To enter Aruba as a tourist the following rules are applicable:
A: By "tourist" is meant any person who visits Aruba for the purpose of recreation, sports, health, family reasons, study, religious purposes or business and does not take up any gainful occupation during his or her stay in Aruba.
See -- here's the thing - we don't really care about the 'wedding photos'... we've seen lots of gorgeous sunset photos and wonderful wedding photos. There is no doubt a lot of great skill in some of the portfolios I saw. But, we aren't too worried about those kind of photos. We'll be having the cocktail hour for our guests during sunset so they can watch it while we wrap up our photos but we aren't really that interested in the sunset photos themselves.

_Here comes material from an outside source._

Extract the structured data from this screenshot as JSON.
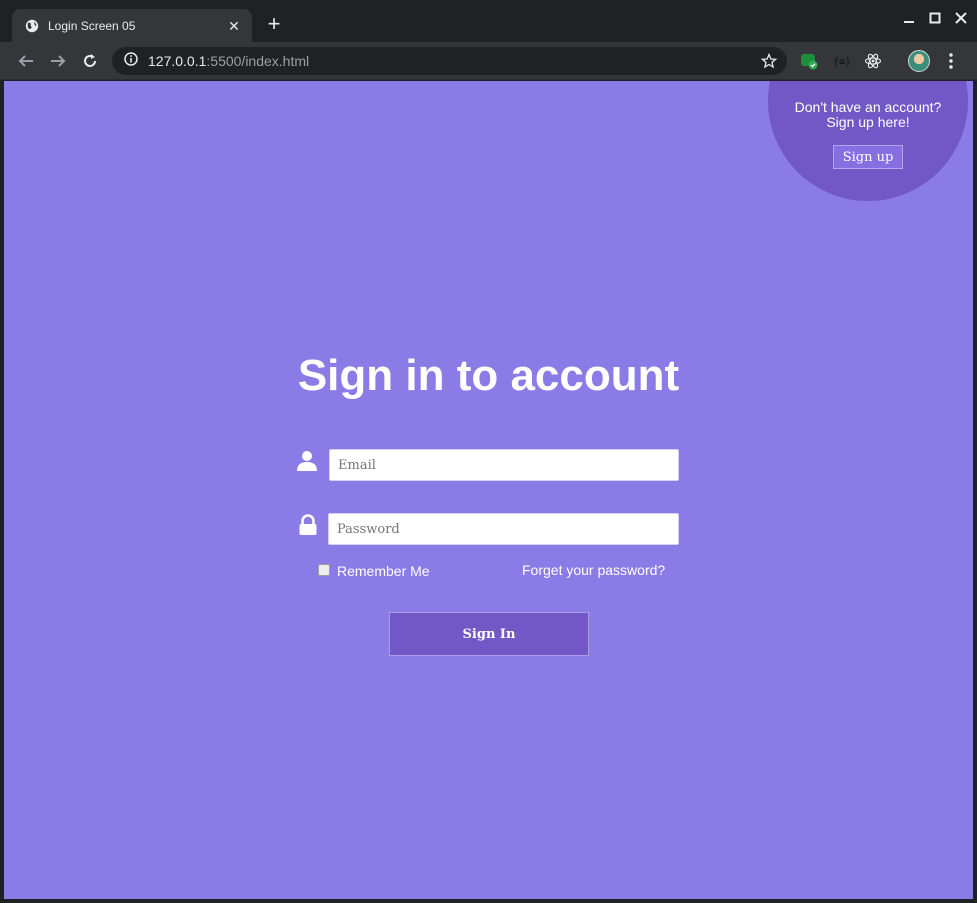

I totally understand that it does take a lot of skill and experience to capture them, however they are not the photos we would display. The ones I'll put on our walls will likely be dramatic black and whites.
I'm more interested in a 'fashion photography' style and a sort of abstract, artistic approach. I want my couture dress captured a certain way... I need some 'glam' - this is one day I expect to feel beautiful and confident and I have strong ideas as to how I want this captured. Also, we're most interested photos of the intimate private moments that we'll have in a session prior to the ceremony... Those personal exchanges that are just about us. Of course we'll have the obligatory ceremony and family photos and love them but they aren't the ones we're excited about. I know this makes us weird - that the ceremony should be the most important thing and how could we not be fixated on getting the stunning Aruban sunset photos? I don't know...
We had first chosen Puerto Vallarta for our wedding and while researching PV I fell in love with two photographers. Paulina Ulloa and Elizabeth Medina. There is a certain glam and art in their photos that is different than most wedding photography. I'm not saying that approach is better than another and expect that there are plenty of couples that would be disappointed in the portfolios here -- they're just different. You can ask our wedding planner -- we're all about something different. I'm sure we're driving the poor lady crazy. Luckily for us she's extremely patient. =)
But please please know that I totally respect and appreciate all the talent on Aruba and when I talk to other brides on other forums I point them to my Aruban favorites. Also, if we can work it in the budget somehow, I might want to have a local photographer stop out to our welcome party and take some pics. We'll have a henna artist and I expect it to be a lot of fun and would love to capture those candid moments of my ladies excited about being painted up. Of course it would be a small job that many probably won't be interested in, but I have to find out if I have any budget yet anyway. The catering person I need to talk to isn't even back in town for another 10 days.